◆ **WORK TASK**:
For the data below, work out the number of lines containing the string "screenshot" and answer with that number only.

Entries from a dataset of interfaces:
+===+

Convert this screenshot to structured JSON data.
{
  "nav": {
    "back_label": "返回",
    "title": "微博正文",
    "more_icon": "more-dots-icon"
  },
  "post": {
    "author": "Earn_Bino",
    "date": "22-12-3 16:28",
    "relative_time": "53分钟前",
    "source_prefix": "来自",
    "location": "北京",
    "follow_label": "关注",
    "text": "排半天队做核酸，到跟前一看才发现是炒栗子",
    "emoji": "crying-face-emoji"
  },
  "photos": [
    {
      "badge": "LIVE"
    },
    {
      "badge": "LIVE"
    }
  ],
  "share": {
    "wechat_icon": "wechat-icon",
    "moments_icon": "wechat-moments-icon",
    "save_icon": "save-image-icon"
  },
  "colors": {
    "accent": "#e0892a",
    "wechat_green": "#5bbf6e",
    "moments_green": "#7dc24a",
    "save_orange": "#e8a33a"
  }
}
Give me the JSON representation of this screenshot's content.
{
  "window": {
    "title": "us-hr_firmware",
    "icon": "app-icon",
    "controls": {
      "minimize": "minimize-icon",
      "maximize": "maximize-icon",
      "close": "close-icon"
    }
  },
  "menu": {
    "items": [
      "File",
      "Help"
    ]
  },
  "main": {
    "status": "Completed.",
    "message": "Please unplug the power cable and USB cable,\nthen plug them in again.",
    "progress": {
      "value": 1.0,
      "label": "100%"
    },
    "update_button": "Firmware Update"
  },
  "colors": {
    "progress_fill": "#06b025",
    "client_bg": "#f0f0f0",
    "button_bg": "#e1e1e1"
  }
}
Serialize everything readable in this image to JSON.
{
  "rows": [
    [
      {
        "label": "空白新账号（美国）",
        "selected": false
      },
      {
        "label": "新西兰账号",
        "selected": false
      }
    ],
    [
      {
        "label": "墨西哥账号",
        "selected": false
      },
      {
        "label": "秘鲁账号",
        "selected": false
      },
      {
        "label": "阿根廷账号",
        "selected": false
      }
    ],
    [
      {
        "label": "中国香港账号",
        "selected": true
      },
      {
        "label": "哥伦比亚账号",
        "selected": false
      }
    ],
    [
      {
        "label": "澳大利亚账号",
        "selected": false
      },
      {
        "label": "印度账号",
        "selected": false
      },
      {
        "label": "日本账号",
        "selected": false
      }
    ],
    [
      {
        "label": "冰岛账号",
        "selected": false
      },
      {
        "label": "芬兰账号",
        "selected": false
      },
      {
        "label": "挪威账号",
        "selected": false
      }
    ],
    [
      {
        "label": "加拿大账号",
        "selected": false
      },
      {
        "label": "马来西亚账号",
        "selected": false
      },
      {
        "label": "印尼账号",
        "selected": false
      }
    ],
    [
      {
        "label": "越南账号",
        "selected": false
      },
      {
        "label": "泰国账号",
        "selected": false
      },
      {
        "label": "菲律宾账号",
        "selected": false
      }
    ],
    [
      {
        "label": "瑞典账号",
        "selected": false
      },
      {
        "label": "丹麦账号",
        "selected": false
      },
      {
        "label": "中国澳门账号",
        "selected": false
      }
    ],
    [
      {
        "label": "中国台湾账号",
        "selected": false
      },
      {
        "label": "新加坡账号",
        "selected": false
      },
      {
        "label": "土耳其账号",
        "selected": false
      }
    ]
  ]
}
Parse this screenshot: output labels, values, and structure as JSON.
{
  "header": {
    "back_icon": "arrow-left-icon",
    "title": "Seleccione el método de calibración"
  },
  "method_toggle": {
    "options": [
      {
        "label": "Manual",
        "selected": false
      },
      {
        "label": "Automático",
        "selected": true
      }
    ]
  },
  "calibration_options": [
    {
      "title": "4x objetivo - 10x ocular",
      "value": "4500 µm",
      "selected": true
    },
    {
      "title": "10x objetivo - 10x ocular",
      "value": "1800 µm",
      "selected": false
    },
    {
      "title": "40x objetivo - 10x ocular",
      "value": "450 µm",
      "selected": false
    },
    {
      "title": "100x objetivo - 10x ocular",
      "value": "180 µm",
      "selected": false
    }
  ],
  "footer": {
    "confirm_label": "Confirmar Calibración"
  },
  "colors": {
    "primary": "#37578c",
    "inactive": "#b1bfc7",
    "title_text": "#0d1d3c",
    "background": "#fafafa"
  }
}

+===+

◆ **RESULT**:
3